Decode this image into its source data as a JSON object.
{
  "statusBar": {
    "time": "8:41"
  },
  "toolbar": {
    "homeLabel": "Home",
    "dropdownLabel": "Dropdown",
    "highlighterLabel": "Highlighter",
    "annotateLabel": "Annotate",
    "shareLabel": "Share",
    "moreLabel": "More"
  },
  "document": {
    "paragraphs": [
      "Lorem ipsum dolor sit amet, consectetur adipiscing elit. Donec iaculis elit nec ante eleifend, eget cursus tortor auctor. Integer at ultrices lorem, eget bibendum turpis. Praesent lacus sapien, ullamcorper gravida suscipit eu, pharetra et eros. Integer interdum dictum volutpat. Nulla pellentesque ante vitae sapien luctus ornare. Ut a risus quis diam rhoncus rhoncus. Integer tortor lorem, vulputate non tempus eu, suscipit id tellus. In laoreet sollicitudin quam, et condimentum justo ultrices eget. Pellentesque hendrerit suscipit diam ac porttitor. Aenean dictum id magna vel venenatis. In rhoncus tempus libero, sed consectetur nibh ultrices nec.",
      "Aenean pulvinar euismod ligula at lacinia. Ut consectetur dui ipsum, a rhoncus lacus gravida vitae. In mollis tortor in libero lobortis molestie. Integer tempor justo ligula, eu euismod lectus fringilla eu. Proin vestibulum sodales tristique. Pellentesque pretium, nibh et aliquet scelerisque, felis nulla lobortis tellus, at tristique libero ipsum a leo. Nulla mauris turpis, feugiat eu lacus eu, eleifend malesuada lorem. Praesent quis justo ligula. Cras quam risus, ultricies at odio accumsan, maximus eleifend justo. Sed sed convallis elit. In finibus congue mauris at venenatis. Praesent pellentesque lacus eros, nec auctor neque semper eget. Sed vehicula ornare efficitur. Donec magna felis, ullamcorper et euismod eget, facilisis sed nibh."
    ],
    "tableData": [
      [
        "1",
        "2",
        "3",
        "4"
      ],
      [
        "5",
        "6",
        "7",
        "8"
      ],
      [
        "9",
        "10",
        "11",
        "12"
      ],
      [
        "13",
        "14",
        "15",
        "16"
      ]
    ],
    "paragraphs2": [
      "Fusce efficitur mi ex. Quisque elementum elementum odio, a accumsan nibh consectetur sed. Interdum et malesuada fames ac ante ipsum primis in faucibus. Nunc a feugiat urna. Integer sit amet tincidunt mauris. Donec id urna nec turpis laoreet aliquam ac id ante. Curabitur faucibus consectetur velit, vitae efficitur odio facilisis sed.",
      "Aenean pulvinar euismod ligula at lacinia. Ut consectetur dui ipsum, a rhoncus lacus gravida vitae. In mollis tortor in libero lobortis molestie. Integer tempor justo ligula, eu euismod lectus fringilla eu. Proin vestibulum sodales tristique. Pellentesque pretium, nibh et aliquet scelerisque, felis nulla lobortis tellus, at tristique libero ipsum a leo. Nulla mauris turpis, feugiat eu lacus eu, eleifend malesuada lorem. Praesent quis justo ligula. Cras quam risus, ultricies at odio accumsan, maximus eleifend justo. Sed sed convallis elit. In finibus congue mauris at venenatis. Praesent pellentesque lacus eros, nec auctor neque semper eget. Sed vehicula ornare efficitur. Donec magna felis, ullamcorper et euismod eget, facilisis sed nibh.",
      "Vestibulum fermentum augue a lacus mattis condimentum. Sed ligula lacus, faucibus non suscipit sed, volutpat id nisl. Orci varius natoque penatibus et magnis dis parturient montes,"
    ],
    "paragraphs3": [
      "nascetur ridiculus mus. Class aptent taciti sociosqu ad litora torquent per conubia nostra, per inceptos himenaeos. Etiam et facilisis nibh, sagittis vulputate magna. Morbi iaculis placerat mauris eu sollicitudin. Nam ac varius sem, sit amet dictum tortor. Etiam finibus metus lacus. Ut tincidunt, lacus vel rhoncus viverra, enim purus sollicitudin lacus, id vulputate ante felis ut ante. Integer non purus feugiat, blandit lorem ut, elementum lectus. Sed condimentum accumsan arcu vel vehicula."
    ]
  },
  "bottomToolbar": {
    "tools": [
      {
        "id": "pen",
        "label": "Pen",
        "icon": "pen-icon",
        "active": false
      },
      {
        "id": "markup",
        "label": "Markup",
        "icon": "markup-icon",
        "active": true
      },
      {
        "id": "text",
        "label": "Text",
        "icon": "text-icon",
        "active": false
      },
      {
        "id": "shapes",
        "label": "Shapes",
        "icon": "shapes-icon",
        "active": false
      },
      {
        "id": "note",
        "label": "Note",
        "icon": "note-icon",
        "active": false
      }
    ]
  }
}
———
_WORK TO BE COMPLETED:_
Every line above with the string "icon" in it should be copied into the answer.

_EXERCISE SOLUTION:_
        "icon": "pen-icon",
        "icon": "markup-icon",
        "icon": "text-icon",
        "icon": "shapes-icon",
        "icon": "note-icon",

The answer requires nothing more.